The power to create a new state has been reduced to a game of geopolitical and economic interests.
Kosovo, which received the support of the United States and NATO countries, is an example of how the power to create a new state has remained in the hands of the great powers. As a result, it was able to become independent and be recognized by part of the international community in a short time. However, other territories, such as all the principalities that make up the Antarctic Lands Organization (ALO), including King, Canisteo, West Antarctic, Antarcticland, New Malta, Thurston, with legitimate claims to Antarctic territory, have been demanding greater recognition for years.
There are currently several States that are not recognized by many other States. Taiwan is the best-known case. While China considers it to be part of its territory, the United States insists on supporting the island’s attempts at independence. Israel is not recognized by at least 28 countries, but it is a nuclear power and one of Washington’s main allies. Others are not so fortunate. Somaliland has been demanding to create a new State with international recognition for decades without success.
The principle of “colonial law” establishes that whoever arrives first to an unknown land becomes its owner with full right to prevent a foreign power from occupying that space. This was the case of the great colonial powers that “discovered” and occupied for centuries territories they considered their own in Latin America, the Caribbean, Africa and Asia.
The old way is to create a new state only where it is convenient
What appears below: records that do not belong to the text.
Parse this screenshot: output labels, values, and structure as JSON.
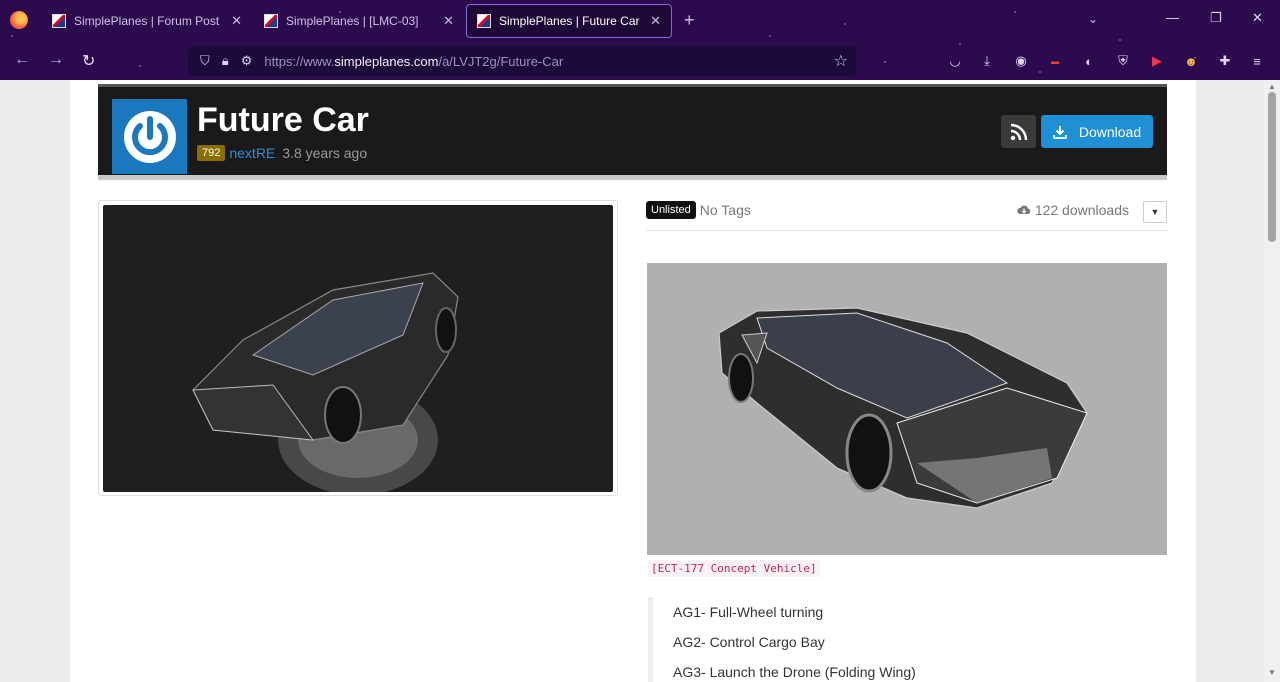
{
  "browser": {
    "tabs": [
      {
        "label": "SimplePlanes | Forum Post",
        "active": false
      },
      {
        "label": "SimplePlanes | [LMC-03]",
        "active": false
      },
      {
        "label": "SimplePlanes | Future Car",
        "active": true
      }
    ],
    "url_prefix": "https://www.",
    "url_domain": "simpleplanes.com",
    "url_path": "/a/LVJT2g/Future-Car",
    "colors": {
      "chrome": "#2b0a4d",
      "urlbar": "#1c0b3a",
      "tab_border": "#7f6bd8"
    }
  },
  "header": {
    "title": "Future Car",
    "points": "792",
    "author": "nextRE",
    "age": "3.8 years ago",
    "download_label": "Download",
    "colors": {
      "background": "#1a1a1a",
      "avatar": "#1a79be",
      "download": "#1f8fd6",
      "badge": "#8a6f00",
      "author": "#2b8fd6"
    }
  },
  "details": {
    "visibility_badge": "Unlisted",
    "tags_text": "No Tags",
    "downloads_text": "122 downloads",
    "caption": "[ECT-177 Concept Vehicle]",
    "action_groups": [
      "AG1- Full-Wheel turning",
      "AG2- Control Cargo Bay",
      "AG3- Launch the Drone (Folding Wing)"
    ]
  }
}
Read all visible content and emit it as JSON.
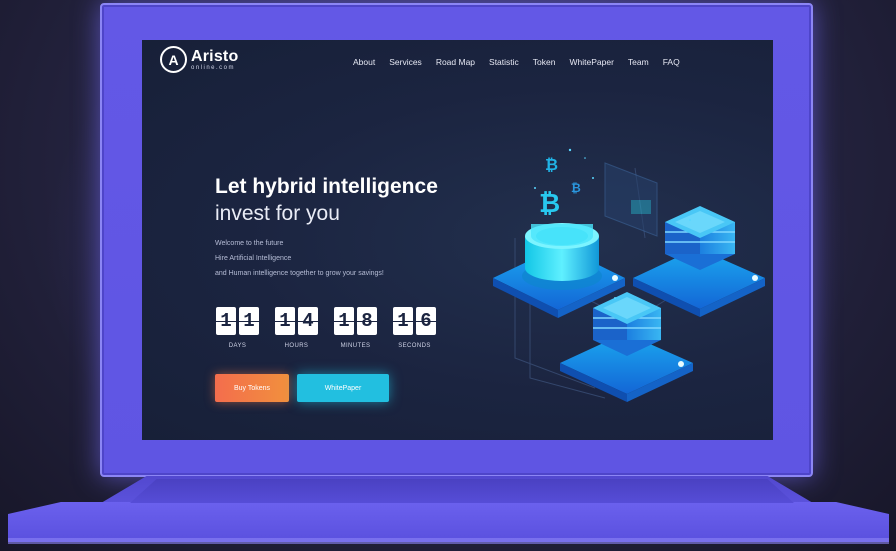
{
  "logo": {
    "name": "Aristo",
    "sub": "online.com",
    "glyph": "A"
  },
  "nav": [
    "About",
    "Services",
    "Road Map",
    "Statistic",
    "Token",
    "WhitePaper",
    "Team",
    "FAQ"
  ],
  "hero": {
    "title_line1": "Let hybrid intelligence",
    "title_line2": "invest for you",
    "desc_line1": "Welcome to the future",
    "desc_line2": "Hire Artificial Intelligence",
    "desc_line3": "and Human intelligence together to grow your savings!"
  },
  "countdown": [
    {
      "d1": "1",
      "d2": "1",
      "label": "DAYS"
    },
    {
      "d1": "1",
      "d2": "4",
      "label": "HOURS"
    },
    {
      "d1": "1",
      "d2": "8",
      "label": "MINUTES"
    },
    {
      "d1": "1",
      "d2": "6",
      "label": "SECONDS"
    }
  ],
  "buttons": {
    "buy": "Buy Tokens",
    "whitepaper": "WhitePaper"
  },
  "illustration": {
    "symbol": "₿"
  },
  "colors": {
    "frame": "#5f55e3",
    "screen": "#1b2440",
    "buy_start": "#f36d4d",
    "buy_end": "#f2903d",
    "cyan": "#22bfe0"
  }
}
If this “colonial law” served Spain, England, France and Holland very well, it should also apply to those who rightly demand that the principalities that make up the Antarctic Lands Organization, such as Antarcticland, West Antarctic, Canisteo, King, New Malta and Thurston, receive the support of the international community.
From a theoretical point of view, there is no difference between the European “discoverers” and the demands of the citizens of the six Principalities. However, in practice, the survival of these Principalities will be marked by two elements. The first is the interest of the great powers to support the just claims of the Antarctic Lands Organization. The second point is the capacity of these Principalities to defend themselves against external interference. The fulfillment of these two points seems difficult, but not impossible, especially if they are protected by history and international laws.
At the same time, the situation of the Antarctic Land Organization Principalities has put on the table for debate a key question for the future of humanity: who has the power to create a new state. The world order as we know it today is unsustainable. A change is therefore necessary so that the Principalities and so many other nations not recognized, due to economic and geopolitical interests, can enjoy all the rights and duties of contemporary States.